One of the reasons I obtained my personal trainer and running coaching certifications was to allow me in that capacity, to at least ask clients to submit a food diary. I am always amazed when I talk to a client for the first time, she’ll say, “Oh I eat healthy.” Then when she gives me the 3-day food diary with a laugh, she reconsiders, “OK, well maybe I don’t eat so healthfully.” Remaining accountable, realistic and honest with yourself is one thing a coach can help you do.
Don’t be afraid to ask your coach what certifications, training and even athletic accomplishments he/she has. Why is that important? Because it shows more than just book knowledge, your coach has walked the talk over a lifetime. It shows a level of commitment that can help you achieve your goals. Maybe your goal is to simply walk in a 5K race knowing that in the weeks before, you got enough protein and energy to address critics who might have said, “You can’t do that.” Or maybe you just want to eat a vegan diet simply to know you are helping a few animals avoid slaughter.
It’s also important to know the difference between “certified” and “getting a certificate.” Certification includes an experience and education component and requires passing an exam. It allows a practitioner to put letters after his or her name (AFAA, RRCA). In addition, certification requires recertification, which ensures that practitioners stay current in their field through continuing education. A certificate program typically indicates attendance or completion of a course or series of courses with a specific focus.
Often coaches will offer a free half-hour session just to see if it’s a good fit. During that session, you can ask how the coach will help you identify and achieve your goals. Coaching so often, is about listening. You can tell in that session, how well the coach hears what you want to achieve and the probabilities of that happening. 
Read more about Koach Ellen at

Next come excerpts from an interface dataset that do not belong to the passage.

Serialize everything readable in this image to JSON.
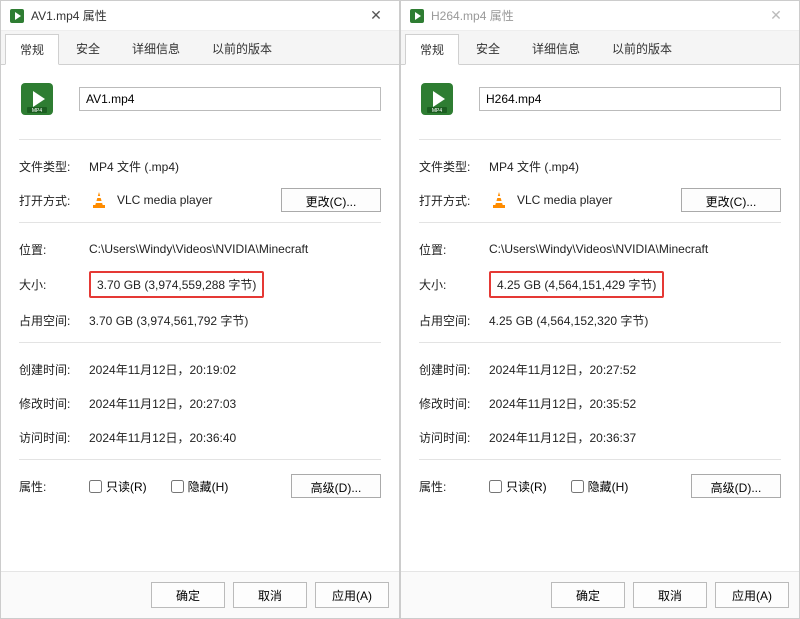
{
  "tabs": [
    "常规",
    "安全",
    "详细信息",
    "以前的版本"
  ],
  "labels": {
    "fileType": "文件类型:",
    "openWith": "打开方式:",
    "location": "位置:",
    "size": "大小:",
    "sizeOnDisk": "占用空间:",
    "created": "创建时间:",
    "modified": "修改时间:",
    "accessed": "访问时间:",
    "attributes": "属性:"
  },
  "common": {
    "fileTypeValue": "MP4 文件 (.mp4)",
    "openWithValue": "VLC media player",
    "locationValue": "C:\\Users\\Windy\\Videos\\NVIDIA\\Minecraft",
    "changeBtn": "更改(C)...",
    "readonly": "只读(R)",
    "hidden": "隐藏(H)",
    "advancedBtn": "高级(D)..."
  },
  "buttons": {
    "ok": "确定",
    "cancel": "取消",
    "apply": "应用(A)"
  },
  "left": {
    "winTitle": "AV1.mp4 属性",
    "filename": "AV1.mp4",
    "size": "3.70 GB (3,974,559,288 字节)",
    "sizeOnDisk": "3.70 GB (3,974,561,792 字节)",
    "created": "2024年11月12日，20:19:02",
    "modified": "2024年11月12日，20:27:03",
    "accessed": "2024年11月12日，20:36:40"
  },
  "right": {
    "winTitle": "H264.mp4 属性",
    "filename": "H264.mp4",
    "size": "4.25 GB (4,564,151,429 字节)",
    "sizeOnDisk": "4.25 GB (4,564,152,320 字节)",
    "created": "2024年11月12日，20:27:52",
    "modified": "2024年11月12日，20:35:52",
    "accessed": "2024年11月12日，20:36:37"
  }
}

10 100 calorie foods!

1.       Baked Potato (1 small (1-3/4” to 2-1/2” diameter) = 100 calories)

2.      Low-Fat Cheddar Cheese (2 (1-ounce) cubes = 100 calories)
3.      Dried Figs (5 = 100 calories)

4.      Pistachios (22= 100 calories)

5.      Brussels Sprouts (12 raw = 100 calories)

6.      Shrimp (Steamed or Boiled) 13 large = 100 calories

7.      Dry Roasted Cashew Halves (15 pieces = 100 calories)

8.      Celery (16 Ribs = 100 calories)

9.      Pretzels (21 Unsalted Minis = 100 calories)

10.  Baby Carrots (28 = 100 calories)